A date for the installation of a new bridge at Upokongaro is imminent, Whanganui mayor Hamish McDouall says.
The cycle and footbridge between Upokongaro and Papaiti was to have been put in place in April last year.
It has been delayed by the need to consult with local hapū Ngā Paerangi under the Te Awa Tupua legislation passed in early 2017, McDouall said.
Whanganui District Council got resource consent for the bridge before that legislation was passed. When it needed a revised consent to raise the bridge an extra 800mm, it had to apply to Horizons Regional Council again and that triggered the requirement for consultation.
"Once we had to apply for a revised consent then we started the process that we probably should have done in 2017," McDouall said.
From January to April last year there was lots of talk as part of the consultation.
The hapū brought up the existence of an urupa (burial ground) nearby, and the need to keep Upokongaro Stream healthy for whitebait spawning.
"That was totally valid and we managed to reassure them and make sure further construction acknowledged that."
Engagement with Ngā Paerangi has been "extremely positive", but there was no agreement by April and the contractor moved equipment needed to install the bridge away to work elsewhere.
There was a final meeting with Ngā Paerangi late last year - then the Christmas break slowed the process down.
Bridge placement delayed by consultation omission
Agreement is close, and McDouall doesn't anticipate any "show stoppers" before final sign-off of a draft consent that has gone to all the parties.
Council has begun talking to Emmetts Civil Construction about when it can have staff and equipment ready to "fly" the bridge, McDouall said.
The consultation has created good model for the future, and relationships "that might have been a little bit fraught a year ago because of this have been repaired".

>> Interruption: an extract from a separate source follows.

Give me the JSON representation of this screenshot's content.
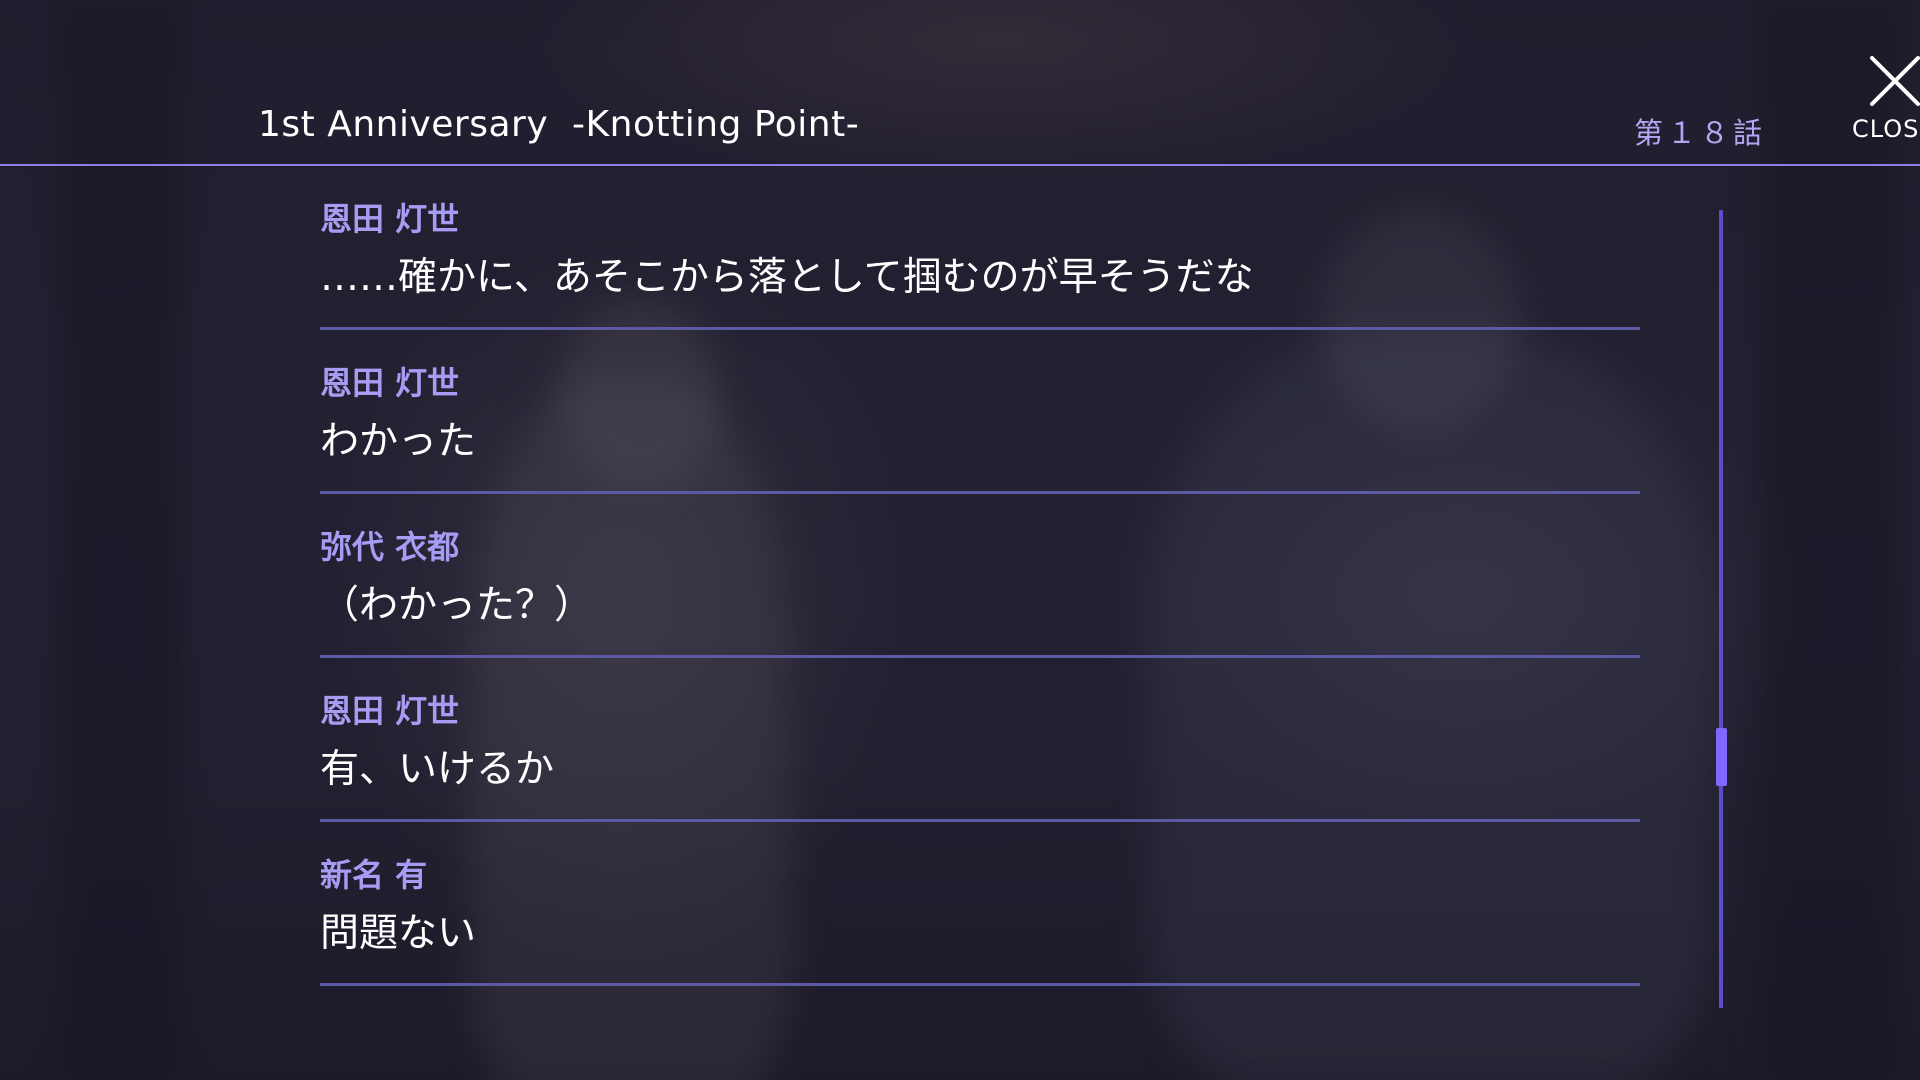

When the Chronicle has asked questions about the bridge it has received little detail. McDouall said that was because there was very little to say - but he knew people were getting agitated.
"I totally understand people's frustration. This will be a fantastic amenity when it's in. It will be great for cycling and make Upokongaro a boom hamlet."
The Chronicle asked Horizons Regional Council about the status of the resource consent variation, whether it had been approved and, if not, the reason why.
Horizons strategy and regulation group manager Dr Nic Peet replied that "Horizons understand that people have concerns".
"We have made good progress and need to ensure that a robust and appropriate decision is made that will be enduring.
"Getting that right now avoids further delay."
Peet did not answer the questions about the resource consent.
NZTA, which is providing 50 per cent of the funding for the bridge, referred any questions to the Whanganui District Council.
The 130m bridge connects the Mountains to Sea cycleway from Upokongaro to the west side of the Whanganui River and on to Whanganui town. It is also part of the Te Araroa trail.
The budget for the bridge and the cycle path linking it to Somme Pde was $2.3 million, with Whanganui District Council paying $670,000, the Ministry of Business, Innovation and Employment paying $600,000 and NZTA paying $1.25m.
The council voted in August 2017 to build a bridge over the river to accommodate the proposed new route of the Mountains to Sea cycleway, moving it from the eastern to the western side of the Whanganui River between Upokongaro and Whanganui. NZTA approved the move in November 2017 and construction was due to start in early 2018.
The bridge was expected to be in place by April 2019 but in May last year council chief executive Kym Fell said its placement had been delayed because the council did not consult everyone it needed to.
"I now understand and acknowledge that we did not identify everyone we needed to speak with at the outset of this project and this is the work we are currently concluding," Fell said.
It was the first time the council had undertaken engagement under the new Te Awa Tupua legislation, and it was learning and developing the processes.
"We are in the final stages of concluding positive discussions with key local stakeholders," Fell said in May 2019.